It seems that little is said about KILL BILL and what a strong picture it is for women working in the action genre. The rest of the cast is made up of Lucy Liu, Vivica A. Fox and Daryl Hannah and all of these ladies are not to be messed with. There is no denying their strength or the skills and Tarantino has far too much respect for both his characters and his actresses to ever allow them to be taken advantage of or exploited as girls gone wild. They are simply women who kick some serious ass paving the way for KILL BILL VOLUME ONE and Mr. Tarantino himself to do the same.

2003 Top 10
(in alphabetical order)

CAPTURING THE FRIEDMANS, Andrew Jarecki (Director)
CITY OF GOD, Fernando Meirelles
ELEPHANT, Gus Van Sant
FINDING NEMO, Andrew Stanton
IN AMERICA, Jim Sheridan
KILL BILL VOLUME ONE, Quentin Tarantino
MONSTER, Patty Jenkins


Ryan McNeil said...

I don't know why, but 2003 felt like such an "off" year for me when I looked back at what was released...however, strangely three Christmas movies I now really dig all came out that year (ELF, BAD SANTA, and LOVE ACTUALLY).

Love me some KILL BILL...and never loved it more than the night I saw Vol. I & Vol. II as a double feature at Danforth Music Hall. Speaking of - when the hell are we getting a special edition dvd of the whole bloody affair???

For what it's worth, my 2003 post goes like this...

Black Sheep said...

Hey Hatter. I checked out your 2003 list. It's true; it was not a great year. I'm very happy with my list but a third American Pie isn't good for anyone. I was enjoying your list until I saw A Mighty Wind. This was a huge disappointment for compared to Best in Show. Still, it was better than For Your Consideration. That was horrible. And I must say that I find Mystic River to be one of the most overrated films I've seen from one of the most overrated directors of our time. I have not seen it since then but I just remember it being painful and misogynistic in its undertone (like a great deal of Eastwood's work). Oh and Marcia Gay Harden cried a lot. I wish Sean Penn had not gotten his first Oscar for this one.

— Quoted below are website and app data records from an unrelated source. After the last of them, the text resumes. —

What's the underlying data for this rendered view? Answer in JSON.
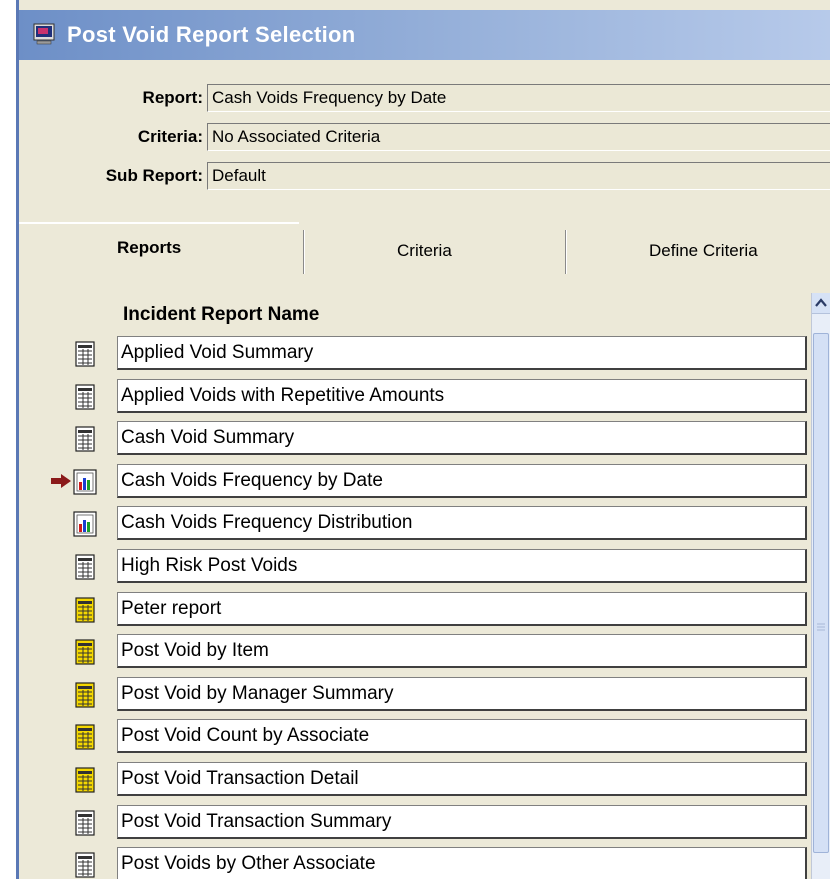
{
  "window": {
    "title": "Post Void Report Selection"
  },
  "fields": {
    "report_label": "Report:",
    "report_value": "Cash Voids Frequency by Date",
    "criteria_label": "Criteria:",
    "criteria_value": "No Associated Criteria",
    "subreport_label": "Sub Report:",
    "subreport_value": "Default"
  },
  "tabs": [
    {
      "label": "Reports",
      "active": true
    },
    {
      "label": "Criteria",
      "active": false
    },
    {
      "label": "Define Criteria",
      "active": false
    }
  ],
  "list": {
    "header": "Incident Report Name",
    "selected_index": 3,
    "items": [
      {
        "name": "Applied Void Summary",
        "icon": "gray-report-icon"
      },
      {
        "name": "Applied Voids with Repetitive Amounts",
        "icon": "gray-report-icon"
      },
      {
        "name": "Cash Void Summary",
        "icon": "gray-report-icon"
      },
      {
        "name": "Cash Voids Frequency by Date",
        "icon": "chart-report-icon"
      },
      {
        "name": "Cash Voids Frequency Distribution",
        "icon": "chart-report-icon"
      },
      {
        "name": "High Risk Post Voids",
        "icon": "gray-report-icon"
      },
      {
        "name": "Peter report",
        "icon": "yellow-report-icon"
      },
      {
        "name": "Post Void by Item",
        "icon": "yellow-report-icon"
      },
      {
        "name": "Post Void by Manager Summary",
        "icon": "yellow-report-icon"
      },
      {
        "name": "Post Void Count by Associate",
        "icon": "yellow-report-icon"
      },
      {
        "name": "Post Void Transaction Detail",
        "icon": "yellow-report-icon"
      },
      {
        "name": "Post Void Transaction Summary",
        "icon": "gray-report-icon"
      },
      {
        "name": "Post Voids by Other Associate",
        "icon": "gray-report-icon"
      }
    ]
  },
  "colors": {
    "titlebar": "#6d8fc7",
    "background": "#ece9d8",
    "arrow": "#8b1a1a"
  }
}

Black Sheep said...

Also, I missed your 2002 list.

Ryan McNeil said...

Wowsers...been a hellish week, so I totally lost track of your decade series. Expect a flurry of comments on your '04, '05, and '06 posts in the next day or two ;)

As for 2003, A MIGHTY WIND (and FYC actually) are tricky beasts because neither of them are as good as BEST IN SHOW or GUFFMAN. That said though, I believe them both to be very good comedies and better than many of the comedies out there. Christopher Guest is a genius, but like any artistic brilliance he'll have his ups and downs. I don't know about you, but i'll happily take "downs" as good as A MIGHTY WIND.

As for Clint, I count myself a fan...but can see how he has been overexposed and overhyped this decade. MYSTIC RIVER is actually one of my all time faves, and all I can suggest is that if it's been six years since you gave it a look, perhaps give it another watch.

At the time I remember being struck by some subtly beautiful photography, and some top notch acting. What I liked most about it though, was how it seems like an MOTW story that begs for a scene of someone dramatically yelling...but aside from one moment, no one in this film ever raises their voice.

It's all preference of course, but what can I worked for me.

Oh, and my 2002 list can be found here:

Black Sheep said...

Mystic River is coming out on BD next month. I don't know if I can do it again. The last time I saw it, I was literally sinking into my seat because I was so uncomfortable with the overall tone of the picture. Eastwood just doesn't see that he is an old straight white guy and that his opinions on difference are not enlightened but rather condescending and over simplified. It happens in all of his recent work, with the exception of Iwo Jima. Have you seen Invictus?!?

I will consider watching Mystic River again but if I want to kill someone afterward, I'm coming for you.